> _Records shown_
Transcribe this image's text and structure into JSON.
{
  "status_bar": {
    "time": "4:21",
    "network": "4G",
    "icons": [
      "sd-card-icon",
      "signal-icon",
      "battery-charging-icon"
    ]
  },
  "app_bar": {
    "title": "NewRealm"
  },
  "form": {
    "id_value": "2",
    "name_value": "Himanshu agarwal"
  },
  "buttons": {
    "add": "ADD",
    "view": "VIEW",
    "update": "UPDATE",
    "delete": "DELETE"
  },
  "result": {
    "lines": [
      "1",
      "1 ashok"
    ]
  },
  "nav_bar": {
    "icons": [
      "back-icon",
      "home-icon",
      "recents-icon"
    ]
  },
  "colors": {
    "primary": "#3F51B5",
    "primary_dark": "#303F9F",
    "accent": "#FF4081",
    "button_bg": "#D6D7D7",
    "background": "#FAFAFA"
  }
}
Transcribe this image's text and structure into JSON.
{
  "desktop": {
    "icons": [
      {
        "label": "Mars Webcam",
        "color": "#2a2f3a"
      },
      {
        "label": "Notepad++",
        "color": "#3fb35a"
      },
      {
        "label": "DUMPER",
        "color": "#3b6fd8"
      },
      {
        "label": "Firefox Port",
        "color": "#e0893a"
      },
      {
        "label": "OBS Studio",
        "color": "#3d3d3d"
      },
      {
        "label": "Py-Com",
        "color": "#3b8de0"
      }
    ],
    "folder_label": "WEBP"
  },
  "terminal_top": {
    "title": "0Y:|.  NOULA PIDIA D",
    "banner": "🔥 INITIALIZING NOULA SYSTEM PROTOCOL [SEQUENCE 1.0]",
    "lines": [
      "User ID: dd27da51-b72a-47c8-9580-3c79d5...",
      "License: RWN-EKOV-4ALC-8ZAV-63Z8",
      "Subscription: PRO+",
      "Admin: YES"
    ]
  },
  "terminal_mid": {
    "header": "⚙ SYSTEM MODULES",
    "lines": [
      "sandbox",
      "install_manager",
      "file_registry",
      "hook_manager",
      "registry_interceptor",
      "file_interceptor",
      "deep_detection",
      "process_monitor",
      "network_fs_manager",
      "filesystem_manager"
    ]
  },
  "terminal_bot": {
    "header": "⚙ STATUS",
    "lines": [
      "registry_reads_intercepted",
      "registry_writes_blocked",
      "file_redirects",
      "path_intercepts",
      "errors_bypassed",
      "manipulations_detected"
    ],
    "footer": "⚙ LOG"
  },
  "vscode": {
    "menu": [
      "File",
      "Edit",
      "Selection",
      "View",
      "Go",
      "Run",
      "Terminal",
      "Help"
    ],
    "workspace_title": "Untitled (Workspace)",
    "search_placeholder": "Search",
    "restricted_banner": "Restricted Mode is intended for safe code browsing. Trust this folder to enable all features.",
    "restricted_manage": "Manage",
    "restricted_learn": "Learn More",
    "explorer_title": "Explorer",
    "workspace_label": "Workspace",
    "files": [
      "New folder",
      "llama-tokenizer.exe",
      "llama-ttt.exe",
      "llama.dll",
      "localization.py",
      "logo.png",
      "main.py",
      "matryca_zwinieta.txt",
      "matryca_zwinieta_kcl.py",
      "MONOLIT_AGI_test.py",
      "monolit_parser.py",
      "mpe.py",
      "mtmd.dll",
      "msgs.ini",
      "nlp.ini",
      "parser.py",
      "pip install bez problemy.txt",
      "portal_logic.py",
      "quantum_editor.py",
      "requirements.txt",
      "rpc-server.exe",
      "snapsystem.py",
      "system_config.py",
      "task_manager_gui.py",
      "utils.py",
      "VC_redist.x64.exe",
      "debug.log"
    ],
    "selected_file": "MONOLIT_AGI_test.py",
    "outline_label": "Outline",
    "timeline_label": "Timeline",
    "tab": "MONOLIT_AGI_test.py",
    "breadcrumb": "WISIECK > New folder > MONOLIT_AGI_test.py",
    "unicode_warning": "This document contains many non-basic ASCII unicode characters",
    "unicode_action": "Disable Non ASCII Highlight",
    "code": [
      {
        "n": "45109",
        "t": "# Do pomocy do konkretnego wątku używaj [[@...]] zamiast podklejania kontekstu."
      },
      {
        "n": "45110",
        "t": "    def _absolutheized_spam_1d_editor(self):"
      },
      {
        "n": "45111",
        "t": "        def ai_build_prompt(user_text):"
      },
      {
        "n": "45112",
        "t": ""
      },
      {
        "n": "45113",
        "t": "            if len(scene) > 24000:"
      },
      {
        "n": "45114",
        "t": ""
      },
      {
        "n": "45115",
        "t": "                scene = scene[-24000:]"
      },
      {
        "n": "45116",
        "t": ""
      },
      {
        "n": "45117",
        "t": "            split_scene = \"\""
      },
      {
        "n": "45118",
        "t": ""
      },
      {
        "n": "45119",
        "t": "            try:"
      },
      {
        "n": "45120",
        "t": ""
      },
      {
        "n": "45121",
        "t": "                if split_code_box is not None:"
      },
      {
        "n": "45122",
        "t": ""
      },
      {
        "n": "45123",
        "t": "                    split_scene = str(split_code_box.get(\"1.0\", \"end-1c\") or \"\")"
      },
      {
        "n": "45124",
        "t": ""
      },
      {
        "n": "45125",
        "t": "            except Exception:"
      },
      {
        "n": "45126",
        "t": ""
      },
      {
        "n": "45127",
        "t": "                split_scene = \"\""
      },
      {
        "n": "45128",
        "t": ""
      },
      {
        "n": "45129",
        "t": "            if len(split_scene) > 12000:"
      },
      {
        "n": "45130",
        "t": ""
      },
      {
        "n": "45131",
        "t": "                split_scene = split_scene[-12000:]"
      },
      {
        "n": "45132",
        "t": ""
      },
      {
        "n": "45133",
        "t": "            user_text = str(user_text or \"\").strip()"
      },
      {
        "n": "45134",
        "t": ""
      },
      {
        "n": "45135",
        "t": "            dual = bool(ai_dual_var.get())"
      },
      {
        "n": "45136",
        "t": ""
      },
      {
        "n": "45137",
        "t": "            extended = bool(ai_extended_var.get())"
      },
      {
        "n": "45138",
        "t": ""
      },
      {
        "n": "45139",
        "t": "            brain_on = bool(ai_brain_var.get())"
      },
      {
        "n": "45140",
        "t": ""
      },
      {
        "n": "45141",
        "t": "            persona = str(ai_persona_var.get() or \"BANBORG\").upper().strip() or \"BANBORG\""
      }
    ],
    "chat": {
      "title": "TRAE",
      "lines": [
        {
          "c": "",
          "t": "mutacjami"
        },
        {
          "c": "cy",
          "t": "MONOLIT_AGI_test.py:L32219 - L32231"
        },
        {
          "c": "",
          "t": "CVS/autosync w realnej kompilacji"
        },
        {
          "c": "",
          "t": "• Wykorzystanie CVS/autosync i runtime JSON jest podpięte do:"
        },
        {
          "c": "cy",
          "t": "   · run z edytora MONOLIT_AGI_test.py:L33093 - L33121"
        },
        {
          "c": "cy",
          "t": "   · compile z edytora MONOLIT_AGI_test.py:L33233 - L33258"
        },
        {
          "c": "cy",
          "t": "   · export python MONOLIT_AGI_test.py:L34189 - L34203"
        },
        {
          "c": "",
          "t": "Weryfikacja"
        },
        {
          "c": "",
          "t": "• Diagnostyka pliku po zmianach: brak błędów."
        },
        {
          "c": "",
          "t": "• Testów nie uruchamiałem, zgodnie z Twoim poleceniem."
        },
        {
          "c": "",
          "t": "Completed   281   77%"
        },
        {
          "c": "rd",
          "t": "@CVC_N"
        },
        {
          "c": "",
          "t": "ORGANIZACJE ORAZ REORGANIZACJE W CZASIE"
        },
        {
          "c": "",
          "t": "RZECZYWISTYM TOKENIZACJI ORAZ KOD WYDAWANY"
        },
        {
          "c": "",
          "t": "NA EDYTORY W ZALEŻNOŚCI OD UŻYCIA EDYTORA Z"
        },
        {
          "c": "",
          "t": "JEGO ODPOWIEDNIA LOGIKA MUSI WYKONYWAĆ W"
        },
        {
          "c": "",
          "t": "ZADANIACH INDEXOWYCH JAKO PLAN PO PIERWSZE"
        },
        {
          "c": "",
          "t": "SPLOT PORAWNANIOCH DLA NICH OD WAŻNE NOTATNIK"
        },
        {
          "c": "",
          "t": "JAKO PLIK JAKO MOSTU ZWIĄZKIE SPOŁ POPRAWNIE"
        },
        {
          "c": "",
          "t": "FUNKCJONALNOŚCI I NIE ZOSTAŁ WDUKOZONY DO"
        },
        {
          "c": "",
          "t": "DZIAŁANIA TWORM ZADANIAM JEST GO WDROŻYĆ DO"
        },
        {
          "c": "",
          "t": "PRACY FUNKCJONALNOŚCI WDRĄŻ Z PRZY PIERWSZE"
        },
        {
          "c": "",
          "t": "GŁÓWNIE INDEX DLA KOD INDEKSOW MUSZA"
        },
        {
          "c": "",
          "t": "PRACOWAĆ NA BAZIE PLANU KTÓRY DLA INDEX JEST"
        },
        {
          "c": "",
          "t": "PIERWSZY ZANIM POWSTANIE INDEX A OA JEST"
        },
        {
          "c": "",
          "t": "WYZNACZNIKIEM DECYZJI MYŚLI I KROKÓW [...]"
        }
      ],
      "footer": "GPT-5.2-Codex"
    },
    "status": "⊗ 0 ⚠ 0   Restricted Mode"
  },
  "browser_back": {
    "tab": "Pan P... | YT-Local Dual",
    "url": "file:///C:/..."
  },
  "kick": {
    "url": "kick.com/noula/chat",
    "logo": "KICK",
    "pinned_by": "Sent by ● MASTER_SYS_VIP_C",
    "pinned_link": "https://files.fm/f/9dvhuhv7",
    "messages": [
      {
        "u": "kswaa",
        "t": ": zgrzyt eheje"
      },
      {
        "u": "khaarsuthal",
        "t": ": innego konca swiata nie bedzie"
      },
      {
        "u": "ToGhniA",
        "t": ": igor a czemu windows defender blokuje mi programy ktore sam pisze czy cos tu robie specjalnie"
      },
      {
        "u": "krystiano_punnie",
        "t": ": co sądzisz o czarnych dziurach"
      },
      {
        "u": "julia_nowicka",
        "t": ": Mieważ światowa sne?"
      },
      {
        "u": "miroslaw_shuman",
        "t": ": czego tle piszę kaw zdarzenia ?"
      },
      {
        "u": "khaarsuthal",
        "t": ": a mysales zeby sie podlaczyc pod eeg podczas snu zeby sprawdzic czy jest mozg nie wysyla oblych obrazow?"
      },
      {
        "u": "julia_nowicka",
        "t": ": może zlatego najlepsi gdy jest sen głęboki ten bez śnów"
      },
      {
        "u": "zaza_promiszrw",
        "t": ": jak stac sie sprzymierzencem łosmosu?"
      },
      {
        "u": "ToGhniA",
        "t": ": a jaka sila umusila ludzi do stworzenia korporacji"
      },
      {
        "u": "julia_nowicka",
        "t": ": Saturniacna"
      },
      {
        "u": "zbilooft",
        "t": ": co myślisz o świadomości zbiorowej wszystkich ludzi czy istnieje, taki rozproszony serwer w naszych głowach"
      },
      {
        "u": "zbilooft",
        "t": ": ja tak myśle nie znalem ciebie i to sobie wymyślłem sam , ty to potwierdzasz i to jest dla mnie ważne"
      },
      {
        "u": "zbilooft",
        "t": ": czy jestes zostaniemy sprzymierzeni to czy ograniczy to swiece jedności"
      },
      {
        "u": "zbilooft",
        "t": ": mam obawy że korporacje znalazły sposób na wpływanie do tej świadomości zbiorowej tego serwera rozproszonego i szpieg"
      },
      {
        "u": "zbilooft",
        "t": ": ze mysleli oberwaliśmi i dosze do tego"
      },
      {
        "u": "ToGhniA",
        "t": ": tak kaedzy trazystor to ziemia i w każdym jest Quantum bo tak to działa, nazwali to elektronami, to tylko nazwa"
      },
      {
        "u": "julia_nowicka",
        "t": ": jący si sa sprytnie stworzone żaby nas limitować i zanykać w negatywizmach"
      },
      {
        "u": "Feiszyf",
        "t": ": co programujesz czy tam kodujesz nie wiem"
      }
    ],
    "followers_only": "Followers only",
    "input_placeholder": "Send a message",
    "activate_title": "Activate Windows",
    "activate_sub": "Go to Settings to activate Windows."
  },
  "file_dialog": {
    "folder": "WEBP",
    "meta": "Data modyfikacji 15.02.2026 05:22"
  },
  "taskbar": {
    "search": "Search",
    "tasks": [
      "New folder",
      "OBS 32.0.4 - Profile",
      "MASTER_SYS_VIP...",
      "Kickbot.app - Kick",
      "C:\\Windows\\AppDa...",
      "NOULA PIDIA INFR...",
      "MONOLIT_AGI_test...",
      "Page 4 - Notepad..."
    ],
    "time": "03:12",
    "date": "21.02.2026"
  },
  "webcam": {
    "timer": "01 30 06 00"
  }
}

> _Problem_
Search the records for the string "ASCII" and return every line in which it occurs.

> _Completed exercise_
    "unicode_warning": "This document contains many non-basic ASCII unicode characters",
    "unicode_action": "Disable Non ASCII Highlight",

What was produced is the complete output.